Professor Zenobia Lewis from the University of Liverpool sits on the BES Equality and Diversity Working Group and has published several works on inclusivity in science. Here, she shares her experiences as a BAME ecologist and discusses what it means to be a BAME person in ecology.
What an extraordinary year it has been, and 2020 is not even over yet. The global pandemic, the ongoing Brexit debacle in the UK, the fight for the White House in the US. A major theme underpinning all these events has been related discussions about equality of opportunity, identity, and race. And that’s before we even consider the Black Lives Matter (BLM) protests following the brutal murder of George Floyd in May. It is then, perhaps, no surprise that Black History Month received even more attention than usual this year.
The broader, louder discussions regarding race and inclusivity of recent months have forced me to reflect on my own identity and experiences. I am not Black, and cannot speak to the Black experience. But I think all of us who are BAME (POC in the States) share commonalities in what we have experienced throughout our lives.
Frequently I am the only non-White person in the room. At school I was one of only a handful of BAME pupils out of more than a thousand. At university I *think* (it was a long time ago!) I was the only BAME student on my programme. And even now, in the workplace, I am often the only BAME academic in meetings. I don’t think I can adequately express the effect of decades of feeling ‘other’, of always feeling like the token – the BAME female token, shock horror!
It worries me that we are not talking enough about race in UK ecology. Our community is overwhelmingly White, which means that we, as a discipline, are probably not as accessible as we should be. Friends and colleagues have commented to me that ecology is at risk of returning to being/is still ‘a gentleman’s hobby’, to which I usually respond a WHITE gentleman’s hobby.
The lack of non-White faces is bad enough in itself, but it also leads to something of a vicious circle. The importance of role models and mentors to career progression in STEM has been documented repeatedly. Yet underrepresented groups are less likely to have role models and access to mentorship, and more likely to suffer from imposter syndrome.
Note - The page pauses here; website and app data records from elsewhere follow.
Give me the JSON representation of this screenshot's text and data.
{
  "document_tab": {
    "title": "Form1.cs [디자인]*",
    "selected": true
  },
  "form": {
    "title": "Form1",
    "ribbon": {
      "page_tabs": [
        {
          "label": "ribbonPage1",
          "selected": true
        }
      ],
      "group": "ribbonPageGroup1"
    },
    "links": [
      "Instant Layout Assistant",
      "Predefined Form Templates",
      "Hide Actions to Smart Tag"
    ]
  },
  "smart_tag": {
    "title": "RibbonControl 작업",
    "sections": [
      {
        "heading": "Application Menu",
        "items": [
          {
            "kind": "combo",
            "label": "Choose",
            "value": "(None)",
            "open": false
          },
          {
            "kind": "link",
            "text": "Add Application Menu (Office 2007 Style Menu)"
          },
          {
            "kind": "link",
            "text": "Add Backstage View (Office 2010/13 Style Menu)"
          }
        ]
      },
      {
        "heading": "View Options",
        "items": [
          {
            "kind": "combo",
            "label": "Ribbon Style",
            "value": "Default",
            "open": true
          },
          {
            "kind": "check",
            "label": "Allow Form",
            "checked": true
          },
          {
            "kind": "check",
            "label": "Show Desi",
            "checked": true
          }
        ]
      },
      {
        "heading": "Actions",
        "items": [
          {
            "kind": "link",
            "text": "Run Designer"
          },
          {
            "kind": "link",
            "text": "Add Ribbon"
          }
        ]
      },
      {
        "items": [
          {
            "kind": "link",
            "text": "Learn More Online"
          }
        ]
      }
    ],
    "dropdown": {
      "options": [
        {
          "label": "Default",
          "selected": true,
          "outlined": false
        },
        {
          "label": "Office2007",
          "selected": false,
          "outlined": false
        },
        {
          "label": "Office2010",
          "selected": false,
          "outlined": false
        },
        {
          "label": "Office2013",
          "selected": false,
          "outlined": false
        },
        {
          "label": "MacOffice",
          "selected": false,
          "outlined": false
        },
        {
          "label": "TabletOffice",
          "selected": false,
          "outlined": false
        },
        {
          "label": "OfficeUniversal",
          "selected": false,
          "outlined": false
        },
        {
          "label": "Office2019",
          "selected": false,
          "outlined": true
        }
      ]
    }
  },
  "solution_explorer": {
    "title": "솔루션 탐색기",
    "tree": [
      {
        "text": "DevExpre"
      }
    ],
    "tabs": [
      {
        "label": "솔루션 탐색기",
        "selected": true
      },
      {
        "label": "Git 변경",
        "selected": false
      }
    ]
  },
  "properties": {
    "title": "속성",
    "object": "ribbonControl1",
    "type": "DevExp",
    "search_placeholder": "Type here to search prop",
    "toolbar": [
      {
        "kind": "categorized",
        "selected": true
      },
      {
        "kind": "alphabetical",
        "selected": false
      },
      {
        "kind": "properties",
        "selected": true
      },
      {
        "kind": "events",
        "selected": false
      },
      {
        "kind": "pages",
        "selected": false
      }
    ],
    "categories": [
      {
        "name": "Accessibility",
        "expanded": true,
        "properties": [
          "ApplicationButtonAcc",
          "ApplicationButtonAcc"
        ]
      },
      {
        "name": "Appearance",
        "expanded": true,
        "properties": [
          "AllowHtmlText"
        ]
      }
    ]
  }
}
These challenges are in turn likely impact negatively on career progression and satisfaction.
In a recent study examining career progression for minorities in eco-evo STEM, we showed that while respondents felt comfortable discussing their experiences with respect to gender and gender identity, they were less likely to talk about race. Yet in quantitative measures of career progression, it was ethnicity, not gender, that was more likely to impact negatively. It seems that initiatives such as Athena SWAN have opened the dialogue with respect to gender in STEM, but we need to feel comfortable talking openly and honestly about race too, if we are ever going to do anything about it.
Following the initial BLM protests, twitter hashtags such as #BlackBotanistsWeek and #BlackBirdersWeek helped raise the profile of BAME researchers, but we need far greater visibility for our ethnic minority students and colleagues, and more opportunities for them to network and support each other. In that regard I am super pleased that the British Ecological Society, in collaboration with the brilliant Reuben Fakoya-Brooks, has set up the BAME Ecologist Network.
I had hoped that BLM would help to kickstart a frank dialogue about race in academia. Indeed, in the months since the protests started, institutions and professional bodies have released statements professing their solidarity with the BAME community, and promises to tackle structural barriers in their own communities. I wait with bated breath to see if any of it will make a meaningful difference.
Yet as I write, Twitter is justifiably in a fury at the announcement of the grant recipients in the latest round of national ecology-focused fellowships. 100% were male, and 100% were White. We have a long way to go.
Discover more blog posts like this on our Black History Month page on the British Ecological Society website.
If you have any queries or points you wish to raise about diversity and the BES, please visit the Diversity and the BES page, or click here to join our BAME network.